Despite his fame and influence, Mr. Brando prided himself on his individuality, and he refused to be what Hollywood expected him to be. Hollywood Reporter writer Robert Osborne noted that from the start the actor refused to curry favor with Tinseltown’s gossip columnists Louella Parsons and Hedda Hopper, who, at one time, were thought to be able to make or break film stars. He refused to visit the columnists or “pay them homage” like other actors in the 1950s, Mr. Osborne said.

“I am myself, and if I have to hit my head against a brick wall to remain true to myself, I will do it,” Mr. Brando once said.

One line from his film “The Wild One,” in which he played the leader of a motorcycle gang, seemed to define his life. Asked what he was rebelling against, Mr. Brando’s character replied, “Whattaya got?”

In the 1940s, ‘50s and early ‘60s, Mr. Brando had a muscular body, sultry looks and animal magnetism. With so much sex appeal, he had many mistresses and three failed marriages.

His first wife, actress Anna Kashfi, whom he married in 1957, said he was bisexual. Mr. Brando later acknowledged he had dabbled in homosexuality. Cameron Mitchell, who acted with Mr. Brando in the film “Desire,” said the star once announced he was “trisexual.”

He married Mexican actress Movita in 1960. He had nine children from his marriages.

The actor routinely became sexually involved with his co-stars. Tarita Teripia, his love interest in “Mutiny on the Bounty,” subsequently became his third wife and was the mother of his daughter, Cheyenne, who committed suicide in 1995, and son, Tehotu.

Pina Pellicer, the actress who romanced Mr. Brando on and off screen in his 1961 overbudget “One Eyed Jacks,” later committed suicide. Pater Manso, a Brando biographer, has said Mr. Brando was probably responsible for half a dozen suicides.

Mr. Brando’s most famous act of rebellion occurred in 1973, when he refused to accept his Academy Award for his performance in “The Godfather.” An unflagging supporter of the American Indian, Mr. Brando sent a woman, Sasheen Littlefeather, to accept in his stead. She read a diatribe about Hollywood’s treatment of American Indians at the awards ceremony, and was booed.

An obese Mr. Brando was sobbing 12 years ago on the witness stand pleading for leniency in the trial of his son, Christian, who was accused in the 1990 murder of Dag Drollet, Cheyenne Brando’s boyfriend. Still depressed five years later, Miss Brando hanged herself. Mr. Brando said he had not paid enough attention to his beautiful daughter.

The actor’s roots stem from the American heartland. He was born in Omaha, Neb., on April 3, 1924. His father was a distant, conservative man of French, English and Irish heritage. The original family name was Brandeau.
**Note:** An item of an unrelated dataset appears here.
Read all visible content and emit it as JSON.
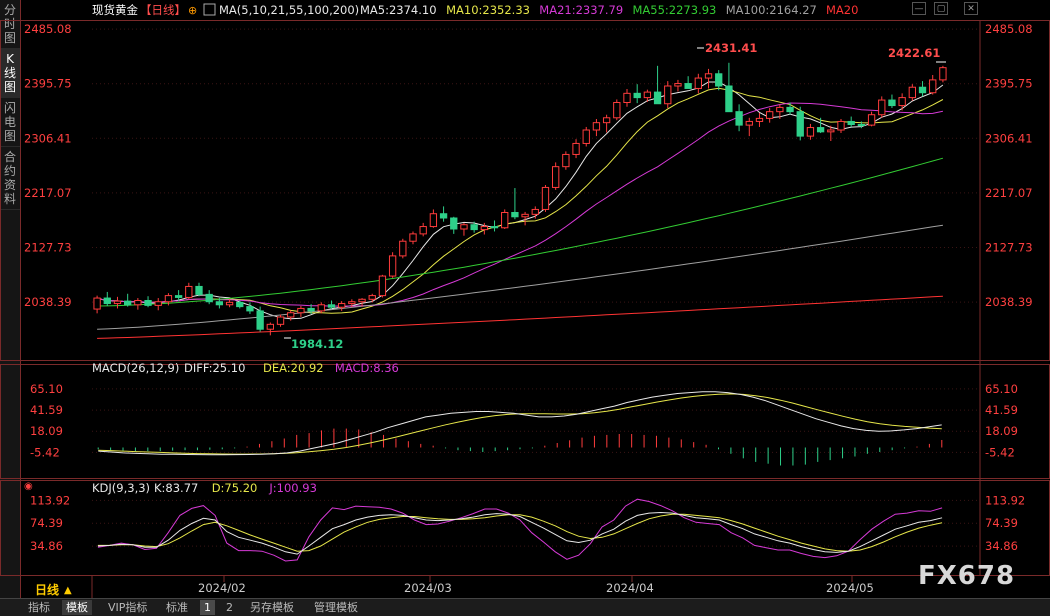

His mother, the former Dorothy Pennebaker, who was sometimes a problem drinker, introduced Mr. Brando to the theater. She was an occasional actress in the Omaha Community Playhouse, and she got a role for a reluctant neighbor, Henry Fonda, in one of the productions.

At age 19, Marlon Brando moved to New York to be with his sisters, Frances and Jocelyn. The latter was studying with famed acting coach Stella Adler, and Marlon joined her. Within a week, Miss Adler, who exposed Mr. Brando to method acting, predicted he would be the “best young actor in America in a year.”

Details about funeral plans weren’t disclosed. Mr. Brando’s attorney, David J. Seeley, said arrangements would be private.

This article is based in part on wire service reports.

Copyright © 2018 The Washington Times, LLC. Click here for reprint permission.

The Washington Times Comment Policy

The Washington Times welcomes your comments on Spot.im, our third-party provider. Please read our Comment Policy before commenting.


Click to Read More and View Comments

Click to Hide